Magic Music Visuals is music visualization software that I’ve used in the past to VJ live, outdoor events. The sound-generated images were mapped and projected on walls and buildings in Taos, New Mexico and Boston, MA. DJs provided the music and I sat nearby with my laptop (running Magic).
This week, I was challenged to think of ways to develop projects using 2020 U.S. Census data (see above) on self-response rates in Massachusetts. I recalled a computer science class I taught where students who majored in music and composed songs based on data; visual arts students translated 2D bar charts into 3D models using Tinkercad and 3D printed them.

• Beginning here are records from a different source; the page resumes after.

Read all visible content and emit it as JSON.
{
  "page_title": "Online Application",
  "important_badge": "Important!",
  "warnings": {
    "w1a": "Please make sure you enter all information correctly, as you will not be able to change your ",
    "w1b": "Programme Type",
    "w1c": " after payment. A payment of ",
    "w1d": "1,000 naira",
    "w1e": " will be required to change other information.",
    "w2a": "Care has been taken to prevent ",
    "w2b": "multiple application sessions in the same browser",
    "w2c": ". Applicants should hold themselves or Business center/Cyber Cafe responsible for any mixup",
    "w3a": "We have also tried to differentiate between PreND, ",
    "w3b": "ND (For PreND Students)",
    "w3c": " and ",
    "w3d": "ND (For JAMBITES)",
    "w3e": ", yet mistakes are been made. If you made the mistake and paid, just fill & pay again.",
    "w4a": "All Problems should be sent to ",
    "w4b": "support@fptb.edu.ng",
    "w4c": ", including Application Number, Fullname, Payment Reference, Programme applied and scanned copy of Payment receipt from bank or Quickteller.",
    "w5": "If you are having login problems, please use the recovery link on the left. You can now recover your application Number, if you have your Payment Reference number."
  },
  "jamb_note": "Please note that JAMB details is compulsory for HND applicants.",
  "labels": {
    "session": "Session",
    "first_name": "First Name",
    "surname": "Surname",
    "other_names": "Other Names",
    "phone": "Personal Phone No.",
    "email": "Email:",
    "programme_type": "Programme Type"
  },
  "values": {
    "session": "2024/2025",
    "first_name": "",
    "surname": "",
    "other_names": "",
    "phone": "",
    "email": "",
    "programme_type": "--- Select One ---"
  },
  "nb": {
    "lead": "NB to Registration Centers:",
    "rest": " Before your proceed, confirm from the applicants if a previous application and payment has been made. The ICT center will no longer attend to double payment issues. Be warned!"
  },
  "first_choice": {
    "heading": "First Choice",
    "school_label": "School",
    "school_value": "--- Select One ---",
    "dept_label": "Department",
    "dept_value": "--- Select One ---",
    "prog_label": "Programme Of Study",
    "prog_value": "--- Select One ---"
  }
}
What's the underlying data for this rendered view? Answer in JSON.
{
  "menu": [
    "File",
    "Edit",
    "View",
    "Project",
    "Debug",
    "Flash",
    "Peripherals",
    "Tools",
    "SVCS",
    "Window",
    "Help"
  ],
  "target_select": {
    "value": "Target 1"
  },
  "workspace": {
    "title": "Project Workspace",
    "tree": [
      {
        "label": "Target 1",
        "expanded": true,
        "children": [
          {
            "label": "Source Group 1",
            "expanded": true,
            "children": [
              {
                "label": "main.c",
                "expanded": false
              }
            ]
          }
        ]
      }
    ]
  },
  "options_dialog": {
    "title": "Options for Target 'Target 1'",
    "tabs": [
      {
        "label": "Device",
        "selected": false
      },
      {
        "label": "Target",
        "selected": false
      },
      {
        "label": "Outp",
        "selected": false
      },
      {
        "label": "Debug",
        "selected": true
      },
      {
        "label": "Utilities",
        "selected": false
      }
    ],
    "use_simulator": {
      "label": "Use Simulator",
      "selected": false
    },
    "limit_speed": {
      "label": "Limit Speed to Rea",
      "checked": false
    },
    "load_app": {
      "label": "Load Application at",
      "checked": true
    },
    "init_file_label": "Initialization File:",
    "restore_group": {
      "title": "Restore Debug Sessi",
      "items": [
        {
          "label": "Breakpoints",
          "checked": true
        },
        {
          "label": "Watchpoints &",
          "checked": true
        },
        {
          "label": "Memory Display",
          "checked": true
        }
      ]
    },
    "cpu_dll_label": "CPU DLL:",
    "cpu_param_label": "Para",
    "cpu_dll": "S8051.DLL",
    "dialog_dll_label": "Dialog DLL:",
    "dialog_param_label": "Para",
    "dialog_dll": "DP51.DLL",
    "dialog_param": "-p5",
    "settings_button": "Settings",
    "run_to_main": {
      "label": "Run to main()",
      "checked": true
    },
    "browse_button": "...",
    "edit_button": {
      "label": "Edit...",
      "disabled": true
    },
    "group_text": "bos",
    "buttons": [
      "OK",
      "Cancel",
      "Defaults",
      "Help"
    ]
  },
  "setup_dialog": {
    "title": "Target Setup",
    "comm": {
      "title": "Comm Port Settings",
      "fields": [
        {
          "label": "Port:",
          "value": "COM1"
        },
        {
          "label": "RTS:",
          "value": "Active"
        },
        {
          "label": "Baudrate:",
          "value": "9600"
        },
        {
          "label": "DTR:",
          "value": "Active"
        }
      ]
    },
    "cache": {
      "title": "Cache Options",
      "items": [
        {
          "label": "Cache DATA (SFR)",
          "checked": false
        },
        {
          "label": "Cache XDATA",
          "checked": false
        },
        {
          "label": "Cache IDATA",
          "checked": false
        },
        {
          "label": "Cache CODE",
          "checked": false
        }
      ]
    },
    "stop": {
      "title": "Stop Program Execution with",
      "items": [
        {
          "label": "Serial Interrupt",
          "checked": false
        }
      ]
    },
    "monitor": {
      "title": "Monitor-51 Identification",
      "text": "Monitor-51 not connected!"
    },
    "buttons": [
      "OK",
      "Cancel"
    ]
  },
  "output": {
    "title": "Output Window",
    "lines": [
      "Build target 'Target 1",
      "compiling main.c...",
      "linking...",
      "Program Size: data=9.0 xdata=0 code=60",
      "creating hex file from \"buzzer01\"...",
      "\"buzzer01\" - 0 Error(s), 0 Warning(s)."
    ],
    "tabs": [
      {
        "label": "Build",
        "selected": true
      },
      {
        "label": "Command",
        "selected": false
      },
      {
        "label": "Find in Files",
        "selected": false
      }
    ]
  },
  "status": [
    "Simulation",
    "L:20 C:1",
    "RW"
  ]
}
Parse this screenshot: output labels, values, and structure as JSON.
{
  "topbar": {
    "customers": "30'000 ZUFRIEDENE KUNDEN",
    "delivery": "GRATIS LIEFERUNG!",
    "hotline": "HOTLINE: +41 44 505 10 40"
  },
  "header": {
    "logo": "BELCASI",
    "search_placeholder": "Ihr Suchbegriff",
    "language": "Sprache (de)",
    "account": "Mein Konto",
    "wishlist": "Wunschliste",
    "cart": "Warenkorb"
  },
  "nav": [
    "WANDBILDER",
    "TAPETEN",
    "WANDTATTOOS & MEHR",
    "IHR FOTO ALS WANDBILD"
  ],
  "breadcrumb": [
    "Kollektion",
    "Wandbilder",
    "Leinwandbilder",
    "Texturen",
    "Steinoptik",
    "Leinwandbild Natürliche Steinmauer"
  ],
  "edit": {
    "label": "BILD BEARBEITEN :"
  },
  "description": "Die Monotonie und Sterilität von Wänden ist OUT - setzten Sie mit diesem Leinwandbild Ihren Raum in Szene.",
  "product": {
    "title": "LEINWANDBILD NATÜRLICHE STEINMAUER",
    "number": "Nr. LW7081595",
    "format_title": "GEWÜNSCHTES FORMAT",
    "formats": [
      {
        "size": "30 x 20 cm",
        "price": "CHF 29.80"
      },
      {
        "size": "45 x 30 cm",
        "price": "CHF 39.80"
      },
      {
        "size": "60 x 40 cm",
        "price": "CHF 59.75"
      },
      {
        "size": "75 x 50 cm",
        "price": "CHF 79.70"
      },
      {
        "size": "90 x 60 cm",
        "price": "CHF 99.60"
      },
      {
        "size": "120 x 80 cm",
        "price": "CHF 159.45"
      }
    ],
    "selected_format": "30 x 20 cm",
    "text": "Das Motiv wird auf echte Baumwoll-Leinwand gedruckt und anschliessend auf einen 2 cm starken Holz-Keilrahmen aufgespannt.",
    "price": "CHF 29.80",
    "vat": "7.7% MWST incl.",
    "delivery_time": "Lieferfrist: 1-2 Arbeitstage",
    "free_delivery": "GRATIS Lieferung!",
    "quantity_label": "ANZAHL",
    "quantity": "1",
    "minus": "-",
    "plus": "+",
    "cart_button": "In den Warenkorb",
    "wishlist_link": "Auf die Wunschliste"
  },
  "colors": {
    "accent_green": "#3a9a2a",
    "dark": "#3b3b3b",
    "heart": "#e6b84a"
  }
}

I discovered TwoTone, a web-based app that converts data into sounds. TwoTone allows users without any music or technical background to create sounds out of their datasets to better understand them. For converting numerical values to audio, TwoTone uses a Musical Scale, whereby higher values correspond to higher pitches. On the far left is the “Data Source” or variable and the corresponding instrument is on the right. Variables include:
- DRRINT = Daily Self-Response Rate — Internet (Piano)
- DRRALL = Daily Self-Response Rate — Overall (Double Bass)
- CRRINT = Cumulative Self-Response Rate — Overall (Church Organ)
People can become a data DJs by layering and mixing tracks (variables). They can add their voices by narrating in between or during tracks and make that into a story. I immediately thought of a data-driven hip-hop cypher with a DJ and rapper providing the words and music, then using the mix-down (MP3 file) to create a three-dimensional representation of the production.
To create the 3D model, I imported the mix-down (MP3 file) into Magic and created a waveform effect. I used the kaleidoscope to create a circular design. Then, I inverted the waveform and cleaned it up using Inkscape. I imported the SVG file into Tinkercad and created the model.
A next step might be to 3D print this model or go back in with Magic and create a fully realized (complex) visualization. I’m thinking about what this might look like as an interactive object. For now, I will create how-to guides and link these stages to learning strands such as ISTE’s Computational Thinker standard:
In 2017, I learned that marine scientists in Little Cayman were inserting sensors into invasive lionfish to track their movements. I suggested taking the lionfish data and doing something similar to what I did with the Census data so that Cayman students could visually see what was happening when the fish moved further and further out in the ocean. Unfortunately, we never got around to trying that but maybe in the near future.